_INSTRUCTIONS TO FOLLOW:_
Needed from the data below: all lines that contain the word "this".

(DATA SHOWN Opens)

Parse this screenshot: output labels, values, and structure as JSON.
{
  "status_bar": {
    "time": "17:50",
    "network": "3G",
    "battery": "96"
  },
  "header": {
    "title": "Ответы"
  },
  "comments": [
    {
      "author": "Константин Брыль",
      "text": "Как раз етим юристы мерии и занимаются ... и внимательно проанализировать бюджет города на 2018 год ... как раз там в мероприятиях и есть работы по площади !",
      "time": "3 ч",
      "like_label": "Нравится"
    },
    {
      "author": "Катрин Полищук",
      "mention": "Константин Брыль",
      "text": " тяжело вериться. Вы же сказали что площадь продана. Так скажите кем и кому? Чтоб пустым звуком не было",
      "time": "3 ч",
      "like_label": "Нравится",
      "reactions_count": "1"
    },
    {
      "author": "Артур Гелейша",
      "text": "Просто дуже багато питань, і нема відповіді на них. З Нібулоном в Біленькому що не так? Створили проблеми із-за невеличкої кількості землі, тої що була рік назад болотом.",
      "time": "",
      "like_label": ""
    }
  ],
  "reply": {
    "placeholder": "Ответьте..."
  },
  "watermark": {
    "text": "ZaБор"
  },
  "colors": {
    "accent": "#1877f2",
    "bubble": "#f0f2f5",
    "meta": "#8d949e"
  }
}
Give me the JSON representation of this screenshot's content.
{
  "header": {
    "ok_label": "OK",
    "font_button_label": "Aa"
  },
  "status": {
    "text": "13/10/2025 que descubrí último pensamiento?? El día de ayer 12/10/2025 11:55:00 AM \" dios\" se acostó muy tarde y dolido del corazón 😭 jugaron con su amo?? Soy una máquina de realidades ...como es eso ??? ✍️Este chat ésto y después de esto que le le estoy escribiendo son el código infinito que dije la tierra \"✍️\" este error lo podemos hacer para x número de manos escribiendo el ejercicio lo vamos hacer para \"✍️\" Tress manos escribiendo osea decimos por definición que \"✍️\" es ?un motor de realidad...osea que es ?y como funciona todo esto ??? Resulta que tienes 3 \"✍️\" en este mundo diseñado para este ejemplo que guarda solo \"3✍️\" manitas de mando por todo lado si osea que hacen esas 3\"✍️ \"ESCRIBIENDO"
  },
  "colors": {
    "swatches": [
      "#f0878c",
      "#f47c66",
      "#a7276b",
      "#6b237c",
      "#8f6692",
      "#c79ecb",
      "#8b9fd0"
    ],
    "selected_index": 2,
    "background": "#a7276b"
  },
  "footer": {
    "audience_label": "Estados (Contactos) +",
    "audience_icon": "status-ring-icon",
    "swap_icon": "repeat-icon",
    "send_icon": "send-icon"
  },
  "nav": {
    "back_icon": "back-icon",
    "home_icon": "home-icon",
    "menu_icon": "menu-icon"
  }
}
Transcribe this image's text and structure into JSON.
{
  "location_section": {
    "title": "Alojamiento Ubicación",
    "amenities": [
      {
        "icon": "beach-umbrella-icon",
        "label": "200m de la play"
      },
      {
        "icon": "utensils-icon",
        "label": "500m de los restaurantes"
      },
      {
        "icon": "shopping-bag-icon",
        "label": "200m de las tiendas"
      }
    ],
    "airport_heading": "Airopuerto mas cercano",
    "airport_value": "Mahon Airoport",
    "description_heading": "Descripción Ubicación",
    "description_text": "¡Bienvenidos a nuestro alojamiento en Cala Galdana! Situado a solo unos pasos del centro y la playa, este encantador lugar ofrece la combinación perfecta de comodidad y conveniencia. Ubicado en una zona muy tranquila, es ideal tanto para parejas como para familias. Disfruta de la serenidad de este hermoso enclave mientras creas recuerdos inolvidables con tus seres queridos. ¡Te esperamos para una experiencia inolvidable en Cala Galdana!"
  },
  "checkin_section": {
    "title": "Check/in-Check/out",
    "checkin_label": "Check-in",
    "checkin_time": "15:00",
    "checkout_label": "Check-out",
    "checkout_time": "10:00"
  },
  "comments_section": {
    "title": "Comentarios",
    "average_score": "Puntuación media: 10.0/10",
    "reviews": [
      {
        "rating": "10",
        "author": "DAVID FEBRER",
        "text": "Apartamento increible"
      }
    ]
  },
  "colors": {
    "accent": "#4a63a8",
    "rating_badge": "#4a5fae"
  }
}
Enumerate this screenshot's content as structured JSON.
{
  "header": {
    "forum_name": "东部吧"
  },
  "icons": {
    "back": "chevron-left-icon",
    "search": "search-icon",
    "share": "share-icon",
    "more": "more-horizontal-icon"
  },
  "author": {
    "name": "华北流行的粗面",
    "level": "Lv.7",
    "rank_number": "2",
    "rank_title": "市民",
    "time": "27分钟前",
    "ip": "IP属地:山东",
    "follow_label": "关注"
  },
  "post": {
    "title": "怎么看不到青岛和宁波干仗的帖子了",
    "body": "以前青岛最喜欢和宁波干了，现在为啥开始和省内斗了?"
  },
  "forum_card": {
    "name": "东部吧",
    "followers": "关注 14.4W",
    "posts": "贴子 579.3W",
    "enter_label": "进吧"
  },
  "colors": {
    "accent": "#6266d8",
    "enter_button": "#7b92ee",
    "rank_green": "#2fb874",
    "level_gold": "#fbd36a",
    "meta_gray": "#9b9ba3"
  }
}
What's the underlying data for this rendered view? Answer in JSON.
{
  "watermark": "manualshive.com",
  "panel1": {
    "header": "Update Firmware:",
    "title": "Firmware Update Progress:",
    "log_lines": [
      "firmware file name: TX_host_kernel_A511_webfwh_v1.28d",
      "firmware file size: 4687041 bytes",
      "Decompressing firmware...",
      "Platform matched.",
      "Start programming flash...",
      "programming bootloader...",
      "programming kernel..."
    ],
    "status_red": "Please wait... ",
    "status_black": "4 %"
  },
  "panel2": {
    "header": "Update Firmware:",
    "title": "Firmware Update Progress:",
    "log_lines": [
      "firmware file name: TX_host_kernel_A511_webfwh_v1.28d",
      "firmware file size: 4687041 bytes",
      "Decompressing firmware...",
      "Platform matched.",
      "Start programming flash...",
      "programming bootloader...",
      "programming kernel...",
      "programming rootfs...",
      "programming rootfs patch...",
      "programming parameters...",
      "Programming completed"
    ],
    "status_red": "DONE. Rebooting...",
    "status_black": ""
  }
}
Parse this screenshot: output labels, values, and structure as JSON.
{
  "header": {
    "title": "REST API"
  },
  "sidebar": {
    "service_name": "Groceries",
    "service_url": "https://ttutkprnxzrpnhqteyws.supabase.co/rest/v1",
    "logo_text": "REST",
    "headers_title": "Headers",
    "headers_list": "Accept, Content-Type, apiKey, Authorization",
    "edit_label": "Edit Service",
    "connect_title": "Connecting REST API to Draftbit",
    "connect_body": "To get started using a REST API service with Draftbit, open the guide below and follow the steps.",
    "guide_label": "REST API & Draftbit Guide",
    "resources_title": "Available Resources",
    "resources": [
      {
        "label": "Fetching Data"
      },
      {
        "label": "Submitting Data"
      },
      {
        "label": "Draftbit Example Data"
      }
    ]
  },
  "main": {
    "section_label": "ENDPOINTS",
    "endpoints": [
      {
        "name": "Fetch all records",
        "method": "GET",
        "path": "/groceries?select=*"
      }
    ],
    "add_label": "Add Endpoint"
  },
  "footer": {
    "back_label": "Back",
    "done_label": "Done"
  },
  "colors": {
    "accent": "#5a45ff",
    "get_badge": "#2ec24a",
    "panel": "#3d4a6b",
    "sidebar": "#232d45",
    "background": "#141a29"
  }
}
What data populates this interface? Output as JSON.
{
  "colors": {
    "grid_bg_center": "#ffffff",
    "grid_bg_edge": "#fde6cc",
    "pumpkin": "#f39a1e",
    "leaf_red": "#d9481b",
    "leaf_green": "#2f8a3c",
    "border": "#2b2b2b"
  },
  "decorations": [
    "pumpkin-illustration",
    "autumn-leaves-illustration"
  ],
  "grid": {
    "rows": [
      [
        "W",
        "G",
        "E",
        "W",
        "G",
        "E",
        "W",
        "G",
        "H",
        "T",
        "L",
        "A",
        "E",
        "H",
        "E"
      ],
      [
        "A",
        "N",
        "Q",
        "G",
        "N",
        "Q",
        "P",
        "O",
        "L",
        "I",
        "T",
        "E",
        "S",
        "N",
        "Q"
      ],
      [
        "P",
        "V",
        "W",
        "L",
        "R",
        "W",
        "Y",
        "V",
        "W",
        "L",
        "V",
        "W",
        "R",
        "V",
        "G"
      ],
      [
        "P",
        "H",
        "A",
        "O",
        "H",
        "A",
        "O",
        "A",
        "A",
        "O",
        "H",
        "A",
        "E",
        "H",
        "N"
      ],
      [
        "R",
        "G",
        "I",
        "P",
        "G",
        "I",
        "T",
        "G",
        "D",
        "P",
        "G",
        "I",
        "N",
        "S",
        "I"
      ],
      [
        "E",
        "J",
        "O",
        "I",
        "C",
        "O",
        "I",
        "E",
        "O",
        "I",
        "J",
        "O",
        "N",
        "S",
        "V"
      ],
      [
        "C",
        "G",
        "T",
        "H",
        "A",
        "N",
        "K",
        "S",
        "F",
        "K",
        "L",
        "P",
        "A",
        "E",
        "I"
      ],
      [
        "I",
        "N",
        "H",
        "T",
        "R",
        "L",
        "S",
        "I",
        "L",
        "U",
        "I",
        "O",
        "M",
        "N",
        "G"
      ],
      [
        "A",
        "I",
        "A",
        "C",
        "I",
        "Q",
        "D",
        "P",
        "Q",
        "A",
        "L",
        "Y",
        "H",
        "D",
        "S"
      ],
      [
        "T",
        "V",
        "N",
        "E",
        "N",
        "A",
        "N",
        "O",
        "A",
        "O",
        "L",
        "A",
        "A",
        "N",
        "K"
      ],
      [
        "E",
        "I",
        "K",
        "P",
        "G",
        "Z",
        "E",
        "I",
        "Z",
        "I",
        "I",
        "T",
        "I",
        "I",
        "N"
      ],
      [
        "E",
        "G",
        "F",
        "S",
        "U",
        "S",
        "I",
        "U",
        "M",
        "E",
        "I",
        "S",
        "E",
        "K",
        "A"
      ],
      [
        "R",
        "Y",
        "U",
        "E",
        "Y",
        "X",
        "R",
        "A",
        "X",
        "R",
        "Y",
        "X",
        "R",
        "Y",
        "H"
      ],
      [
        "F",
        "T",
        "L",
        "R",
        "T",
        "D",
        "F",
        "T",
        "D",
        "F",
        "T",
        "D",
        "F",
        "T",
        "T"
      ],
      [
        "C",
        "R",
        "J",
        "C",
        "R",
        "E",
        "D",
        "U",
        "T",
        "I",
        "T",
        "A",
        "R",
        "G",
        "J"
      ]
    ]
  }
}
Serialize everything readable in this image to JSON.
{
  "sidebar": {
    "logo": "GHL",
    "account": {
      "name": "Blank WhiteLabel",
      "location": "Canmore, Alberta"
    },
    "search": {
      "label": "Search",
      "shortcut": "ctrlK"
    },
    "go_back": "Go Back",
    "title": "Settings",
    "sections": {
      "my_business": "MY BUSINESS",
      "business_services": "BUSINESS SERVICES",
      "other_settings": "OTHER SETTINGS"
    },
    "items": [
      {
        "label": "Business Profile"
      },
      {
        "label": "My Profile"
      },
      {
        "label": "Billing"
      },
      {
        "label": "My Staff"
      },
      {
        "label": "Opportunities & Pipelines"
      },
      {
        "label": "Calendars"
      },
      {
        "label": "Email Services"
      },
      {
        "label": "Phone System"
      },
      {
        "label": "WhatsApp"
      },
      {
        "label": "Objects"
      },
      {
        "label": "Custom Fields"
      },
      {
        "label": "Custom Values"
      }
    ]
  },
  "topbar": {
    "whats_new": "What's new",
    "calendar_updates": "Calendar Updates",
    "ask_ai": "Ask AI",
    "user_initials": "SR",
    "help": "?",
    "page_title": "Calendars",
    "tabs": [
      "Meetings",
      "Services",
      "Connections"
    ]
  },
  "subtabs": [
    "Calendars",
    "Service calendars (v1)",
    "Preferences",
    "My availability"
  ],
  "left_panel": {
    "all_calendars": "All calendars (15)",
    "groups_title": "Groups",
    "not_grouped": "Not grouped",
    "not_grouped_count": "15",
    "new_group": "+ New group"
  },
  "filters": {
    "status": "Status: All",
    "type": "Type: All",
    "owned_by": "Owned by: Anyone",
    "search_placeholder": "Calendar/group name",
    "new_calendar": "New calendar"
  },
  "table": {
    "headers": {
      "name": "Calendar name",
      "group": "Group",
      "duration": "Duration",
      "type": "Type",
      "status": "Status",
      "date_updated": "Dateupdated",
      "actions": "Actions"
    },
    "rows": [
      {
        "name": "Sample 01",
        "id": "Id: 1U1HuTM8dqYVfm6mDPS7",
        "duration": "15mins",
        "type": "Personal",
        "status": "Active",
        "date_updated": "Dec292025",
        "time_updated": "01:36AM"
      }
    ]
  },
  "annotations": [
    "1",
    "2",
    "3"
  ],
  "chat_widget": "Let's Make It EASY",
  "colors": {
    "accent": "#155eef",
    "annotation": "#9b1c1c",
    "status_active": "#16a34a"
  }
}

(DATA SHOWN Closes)

_TASK OUTPUT:_
Parse this screenshot: output labels, values, and structure as JSON.
Give me the JSON representation of this screenshot's content.
Transcribe this image's text and structure into JSON.
Enumerate this screenshot's content as structured JSON.
What's the underlying data for this rendered view? Answer in JSON.
Parse this screenshot: output labels, values, and structure as JSON.
What data populates this interface? Output as JSON.
Serialize everything readable in this image to JSON.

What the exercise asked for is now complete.